The release of trace metals from iron sulfides biofilters doesn’t show any concern to water quality, and no negative effects of iron sulfides on the growth of wetland plants are found.

To achieve optimal nutrient removal performance, the hydraulic retention time (HRT) of iron sulfides based constructed wetlands is 60-72 h, which is comparable to traditional constructed wetland systems with HRT of two to six a day.

The kinetics of iron sulfide biofilters can be improved by increasing the specific surface area of iron sulfides materials. This can be done by manufacturing natural iron sulfides into nanostructured materials.

Our lab-scale study has shown that at a hydraulic loading of 4.2 m3/m2∙d, average concentrations of 0.05 ± 0.01 mg N/L and 0.03 ± 0.01 mg P/L < 1 mg/L for both N and P were achieved when using nanostructured iron sulfides as the media in the biofilters to treat real secondary effluent (Yang et al., 2017).

Potential of technology for tertiary wastewater treatment

The low concentrations of N and P in the treated water using the nanostructured iron sulfide biofilters indicate the potential of this technology for tertiary wastewater treatment and in meeting strict discharge standards.

The total iron (Fe) concentration in the treated water is below 2.5 mg/L (Yang et al., 2017). However, even iron concentration as little as 0.3 mg/L can cause water to turn a reddish brown colour.

The concentration of Fe is not regulated in the EU Regulations for Urban Waste Water Treatment, and is only used as indicator of < 200 µg/L in the drinking water regulated by EU drinking water directive.

Therefore, the low level of release of Fe does not impact on public health and safety as Fe concentrations of 1–3 mg/L is acceptable for people drinking anaerobic well-water (World Health Organization (WHO, 2003).

While, addition of lime into the treated water would help to reduce Fe and the colour, if necessary.


Iron sulfides based biofiltration technology can be used as an effective tertiary wastewater treatment for attaining stringent N and P emission limits.

While, because all completed studies were conducted in laboratory and small pilot-scale testing systems, a large-scale demonstration testing should be built and tested in Ireland to address this novel technology as tertiary treatment for N and P removal.

Authors: Yan Yang, RPS Group and Xinmin Zhan, civil engineering/Ryan Institute/MaREI, National University of Ireland, Galway


1.) EPA Ireland. 2019a. Urban Waste Water Treatment in 2018.

2.) EPA Ireland. 2019b. Water Quality in Ireland 2013-2018.

3.) Ge, Z., Wei, D., Zhang, J., Hu, J., Liu, Z., Li, R. 2018. Natural pyrite to enhance simultaneous long-term nitrogen and phosphorus removal in constructed wetland: Three years of pilot study. Water Res, 148, 153-161.
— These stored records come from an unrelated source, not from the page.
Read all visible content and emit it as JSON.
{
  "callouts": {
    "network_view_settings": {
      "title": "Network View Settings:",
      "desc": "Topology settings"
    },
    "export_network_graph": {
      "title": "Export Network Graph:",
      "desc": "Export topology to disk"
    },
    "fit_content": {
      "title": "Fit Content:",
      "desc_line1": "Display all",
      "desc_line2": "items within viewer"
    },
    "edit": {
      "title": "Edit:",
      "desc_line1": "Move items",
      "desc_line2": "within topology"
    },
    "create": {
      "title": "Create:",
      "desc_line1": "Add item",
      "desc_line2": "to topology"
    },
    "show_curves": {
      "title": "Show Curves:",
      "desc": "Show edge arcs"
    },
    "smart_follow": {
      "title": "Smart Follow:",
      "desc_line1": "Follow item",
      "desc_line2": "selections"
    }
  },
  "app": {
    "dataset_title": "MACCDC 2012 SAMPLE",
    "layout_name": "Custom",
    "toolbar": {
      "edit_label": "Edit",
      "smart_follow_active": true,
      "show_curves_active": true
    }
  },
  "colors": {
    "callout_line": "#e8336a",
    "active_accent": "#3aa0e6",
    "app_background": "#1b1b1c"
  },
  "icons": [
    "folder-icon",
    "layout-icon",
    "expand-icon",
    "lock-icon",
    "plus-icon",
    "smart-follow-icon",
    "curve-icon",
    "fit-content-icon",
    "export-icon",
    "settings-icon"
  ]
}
4.) Li, R., Morrison, L., Collins, G., Li, A., Zhan, X. 2016. Simultaneous nitrate and phosphate removal from wastewater lacking organic matter through microbial oxidation of pyrrhotite coupled to nitrate reduction. Water Research, 96, 32-41.

5.) Liang, Y., Wei, D., Hu, J., Zhang, J., Liu, Z., Li, A., Li, R. 2019. Glyphosate and nutrients removal from simulated agricultural runoff in a pilot pyrrhotite constructed wetland. Water Research, 115154.

6.) World Health Organization (WHO). 2003. Iron in drinking water: background Document for Development of WHO Guidelines for Drinking Water Quality

7.) Yang, Y., Chen, T., Morrison, L., Gerrity, S., Collins, G., Porca, E., Li, R., Zhan, X. 2017. Nanostructured pyrrhotite supports autotrophic denitrification for simultaneous nitrogen and phosphorus removal from secondary effluents. Chemical Engineering Journal, 328, 511-518.

8.) Zhang, Y., Wei, D., Morrison, L., Ge, Z., Zhan, X., Li, R. 2019. Nutrient removal through pyrrhotite autotrophic denitrification: Implications for eutrophication control. Science of the Total Environment, 662, 287-296.